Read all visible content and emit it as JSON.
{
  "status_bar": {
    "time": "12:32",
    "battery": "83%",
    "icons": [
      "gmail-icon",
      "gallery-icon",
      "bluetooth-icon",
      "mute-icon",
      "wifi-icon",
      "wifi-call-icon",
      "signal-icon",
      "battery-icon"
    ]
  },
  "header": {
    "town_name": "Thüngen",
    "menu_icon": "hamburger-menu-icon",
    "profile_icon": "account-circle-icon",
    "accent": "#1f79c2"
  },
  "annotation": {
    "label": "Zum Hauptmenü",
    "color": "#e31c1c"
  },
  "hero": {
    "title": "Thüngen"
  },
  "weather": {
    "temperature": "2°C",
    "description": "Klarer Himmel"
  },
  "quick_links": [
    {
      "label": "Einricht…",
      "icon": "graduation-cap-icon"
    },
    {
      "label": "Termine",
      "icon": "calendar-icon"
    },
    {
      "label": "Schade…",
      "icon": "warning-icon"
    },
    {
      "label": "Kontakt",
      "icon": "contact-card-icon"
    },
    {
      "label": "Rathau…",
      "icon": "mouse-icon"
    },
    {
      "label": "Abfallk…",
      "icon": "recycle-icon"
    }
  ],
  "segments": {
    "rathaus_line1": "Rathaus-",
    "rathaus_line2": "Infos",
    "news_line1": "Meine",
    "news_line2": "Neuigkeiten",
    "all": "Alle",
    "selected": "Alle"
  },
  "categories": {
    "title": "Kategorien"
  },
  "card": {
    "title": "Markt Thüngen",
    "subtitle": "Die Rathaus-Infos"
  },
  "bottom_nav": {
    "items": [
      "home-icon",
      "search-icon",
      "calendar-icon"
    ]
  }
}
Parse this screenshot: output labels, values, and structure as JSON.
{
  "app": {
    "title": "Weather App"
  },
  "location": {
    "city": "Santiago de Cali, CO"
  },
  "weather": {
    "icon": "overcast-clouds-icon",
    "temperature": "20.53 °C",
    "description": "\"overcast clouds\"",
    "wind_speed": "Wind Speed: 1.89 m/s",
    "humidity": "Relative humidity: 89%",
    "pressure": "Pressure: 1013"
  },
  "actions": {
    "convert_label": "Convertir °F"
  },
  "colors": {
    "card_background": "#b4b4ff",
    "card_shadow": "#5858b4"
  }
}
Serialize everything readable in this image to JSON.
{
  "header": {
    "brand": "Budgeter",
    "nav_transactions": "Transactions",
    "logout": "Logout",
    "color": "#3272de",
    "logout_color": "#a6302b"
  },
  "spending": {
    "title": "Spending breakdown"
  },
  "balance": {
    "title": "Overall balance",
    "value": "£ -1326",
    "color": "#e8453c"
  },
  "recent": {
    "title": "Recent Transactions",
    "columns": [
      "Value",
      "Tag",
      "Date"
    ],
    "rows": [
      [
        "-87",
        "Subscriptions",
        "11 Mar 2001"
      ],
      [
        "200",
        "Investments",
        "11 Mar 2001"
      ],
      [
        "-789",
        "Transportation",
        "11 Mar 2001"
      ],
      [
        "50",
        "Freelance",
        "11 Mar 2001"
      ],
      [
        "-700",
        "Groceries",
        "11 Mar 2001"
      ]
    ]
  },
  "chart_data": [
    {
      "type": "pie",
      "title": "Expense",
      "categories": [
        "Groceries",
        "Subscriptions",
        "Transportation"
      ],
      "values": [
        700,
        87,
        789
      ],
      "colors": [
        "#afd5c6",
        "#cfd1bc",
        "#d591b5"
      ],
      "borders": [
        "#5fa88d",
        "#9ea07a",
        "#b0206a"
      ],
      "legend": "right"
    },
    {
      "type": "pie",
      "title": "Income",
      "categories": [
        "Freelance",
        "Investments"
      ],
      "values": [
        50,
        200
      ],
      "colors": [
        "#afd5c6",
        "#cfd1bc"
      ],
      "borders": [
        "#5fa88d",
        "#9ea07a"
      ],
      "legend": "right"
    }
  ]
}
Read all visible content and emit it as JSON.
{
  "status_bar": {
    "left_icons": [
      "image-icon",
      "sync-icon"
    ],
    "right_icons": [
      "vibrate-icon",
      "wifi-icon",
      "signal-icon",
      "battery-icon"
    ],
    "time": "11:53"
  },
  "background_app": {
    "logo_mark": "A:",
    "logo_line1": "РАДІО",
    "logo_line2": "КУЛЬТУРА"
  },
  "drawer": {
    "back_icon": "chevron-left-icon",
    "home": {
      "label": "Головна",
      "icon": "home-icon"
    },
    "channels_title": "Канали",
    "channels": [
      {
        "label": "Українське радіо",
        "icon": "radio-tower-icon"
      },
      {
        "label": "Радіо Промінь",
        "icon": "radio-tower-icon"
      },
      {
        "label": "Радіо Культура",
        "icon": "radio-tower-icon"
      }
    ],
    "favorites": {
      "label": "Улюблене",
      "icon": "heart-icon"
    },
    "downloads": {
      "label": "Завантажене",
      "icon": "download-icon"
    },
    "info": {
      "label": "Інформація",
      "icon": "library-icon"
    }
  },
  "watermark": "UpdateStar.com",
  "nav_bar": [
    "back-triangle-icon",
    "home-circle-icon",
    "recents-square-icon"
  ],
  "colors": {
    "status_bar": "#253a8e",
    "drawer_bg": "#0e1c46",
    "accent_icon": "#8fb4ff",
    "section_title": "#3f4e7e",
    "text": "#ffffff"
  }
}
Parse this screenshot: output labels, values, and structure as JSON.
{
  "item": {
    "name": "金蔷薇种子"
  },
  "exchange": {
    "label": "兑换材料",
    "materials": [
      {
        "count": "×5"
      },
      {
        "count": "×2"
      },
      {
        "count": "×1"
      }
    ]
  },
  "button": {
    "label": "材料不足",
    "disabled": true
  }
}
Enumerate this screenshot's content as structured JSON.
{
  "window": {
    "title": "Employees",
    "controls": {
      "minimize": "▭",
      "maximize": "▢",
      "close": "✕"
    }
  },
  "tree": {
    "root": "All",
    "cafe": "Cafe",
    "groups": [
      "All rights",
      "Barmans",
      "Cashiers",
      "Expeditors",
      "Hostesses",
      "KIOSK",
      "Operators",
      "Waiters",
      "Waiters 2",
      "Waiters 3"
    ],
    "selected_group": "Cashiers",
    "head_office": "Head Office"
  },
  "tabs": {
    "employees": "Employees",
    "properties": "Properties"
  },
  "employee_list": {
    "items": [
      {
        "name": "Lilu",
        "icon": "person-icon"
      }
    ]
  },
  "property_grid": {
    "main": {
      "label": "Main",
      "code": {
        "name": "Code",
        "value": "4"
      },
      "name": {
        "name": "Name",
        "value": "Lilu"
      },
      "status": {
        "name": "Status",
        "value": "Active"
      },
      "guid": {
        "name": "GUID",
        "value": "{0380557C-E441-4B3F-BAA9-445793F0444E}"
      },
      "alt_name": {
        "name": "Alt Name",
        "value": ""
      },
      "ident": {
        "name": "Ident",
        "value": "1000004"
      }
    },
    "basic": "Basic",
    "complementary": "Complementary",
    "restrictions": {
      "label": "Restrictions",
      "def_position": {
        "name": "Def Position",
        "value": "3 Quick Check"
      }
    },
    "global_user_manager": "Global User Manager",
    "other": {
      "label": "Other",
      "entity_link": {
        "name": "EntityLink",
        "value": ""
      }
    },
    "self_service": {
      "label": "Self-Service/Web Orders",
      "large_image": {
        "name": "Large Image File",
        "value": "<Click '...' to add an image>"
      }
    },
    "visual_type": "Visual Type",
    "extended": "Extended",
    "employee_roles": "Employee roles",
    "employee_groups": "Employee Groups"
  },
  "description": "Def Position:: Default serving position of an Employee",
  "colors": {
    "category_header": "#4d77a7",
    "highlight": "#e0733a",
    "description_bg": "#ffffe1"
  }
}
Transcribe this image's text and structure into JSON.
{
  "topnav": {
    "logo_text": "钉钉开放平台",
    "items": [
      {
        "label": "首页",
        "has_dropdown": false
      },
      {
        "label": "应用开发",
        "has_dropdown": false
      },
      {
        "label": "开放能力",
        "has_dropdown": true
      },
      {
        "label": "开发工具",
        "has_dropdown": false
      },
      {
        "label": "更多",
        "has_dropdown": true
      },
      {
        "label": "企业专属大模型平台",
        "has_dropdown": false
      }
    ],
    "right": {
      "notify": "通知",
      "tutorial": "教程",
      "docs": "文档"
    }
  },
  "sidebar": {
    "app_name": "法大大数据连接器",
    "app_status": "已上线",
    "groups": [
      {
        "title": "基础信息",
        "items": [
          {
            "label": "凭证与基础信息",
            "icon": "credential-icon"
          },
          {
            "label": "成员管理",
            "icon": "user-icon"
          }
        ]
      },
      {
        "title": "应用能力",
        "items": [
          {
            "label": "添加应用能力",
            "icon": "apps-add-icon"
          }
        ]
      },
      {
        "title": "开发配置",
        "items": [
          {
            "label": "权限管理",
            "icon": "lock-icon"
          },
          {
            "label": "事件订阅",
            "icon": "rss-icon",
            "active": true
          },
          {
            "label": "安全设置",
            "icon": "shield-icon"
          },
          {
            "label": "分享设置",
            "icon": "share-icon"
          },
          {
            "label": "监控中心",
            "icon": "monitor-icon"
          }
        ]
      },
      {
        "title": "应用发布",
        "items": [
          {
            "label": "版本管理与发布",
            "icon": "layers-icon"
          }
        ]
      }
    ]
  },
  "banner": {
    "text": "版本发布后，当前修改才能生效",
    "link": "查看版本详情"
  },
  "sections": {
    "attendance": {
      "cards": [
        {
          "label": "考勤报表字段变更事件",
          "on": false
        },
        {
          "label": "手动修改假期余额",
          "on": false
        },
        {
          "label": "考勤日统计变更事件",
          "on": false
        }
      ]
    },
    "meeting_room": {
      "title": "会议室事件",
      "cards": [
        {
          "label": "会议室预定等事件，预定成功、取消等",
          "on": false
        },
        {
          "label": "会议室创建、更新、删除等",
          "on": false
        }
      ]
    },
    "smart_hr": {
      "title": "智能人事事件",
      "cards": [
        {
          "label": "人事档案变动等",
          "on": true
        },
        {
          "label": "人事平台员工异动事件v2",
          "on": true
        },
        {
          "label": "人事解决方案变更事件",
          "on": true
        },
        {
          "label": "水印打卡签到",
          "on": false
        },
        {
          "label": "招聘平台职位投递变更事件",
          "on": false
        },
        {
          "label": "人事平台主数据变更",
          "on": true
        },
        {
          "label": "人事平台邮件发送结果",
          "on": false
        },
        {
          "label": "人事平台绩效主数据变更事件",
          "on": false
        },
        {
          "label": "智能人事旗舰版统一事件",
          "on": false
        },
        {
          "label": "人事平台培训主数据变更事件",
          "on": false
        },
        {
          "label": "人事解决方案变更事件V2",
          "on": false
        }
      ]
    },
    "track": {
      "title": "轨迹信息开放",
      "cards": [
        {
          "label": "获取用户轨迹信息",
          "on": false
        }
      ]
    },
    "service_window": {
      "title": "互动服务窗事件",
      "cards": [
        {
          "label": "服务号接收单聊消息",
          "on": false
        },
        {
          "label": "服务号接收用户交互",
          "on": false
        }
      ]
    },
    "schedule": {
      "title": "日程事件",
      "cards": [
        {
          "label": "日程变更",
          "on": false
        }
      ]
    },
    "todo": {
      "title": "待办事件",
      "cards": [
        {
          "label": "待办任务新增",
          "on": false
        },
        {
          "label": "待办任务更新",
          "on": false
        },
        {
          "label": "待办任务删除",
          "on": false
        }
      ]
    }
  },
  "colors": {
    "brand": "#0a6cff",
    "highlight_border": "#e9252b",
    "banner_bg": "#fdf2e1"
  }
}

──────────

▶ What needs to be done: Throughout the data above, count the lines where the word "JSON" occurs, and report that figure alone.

▶ Solution for this task: 7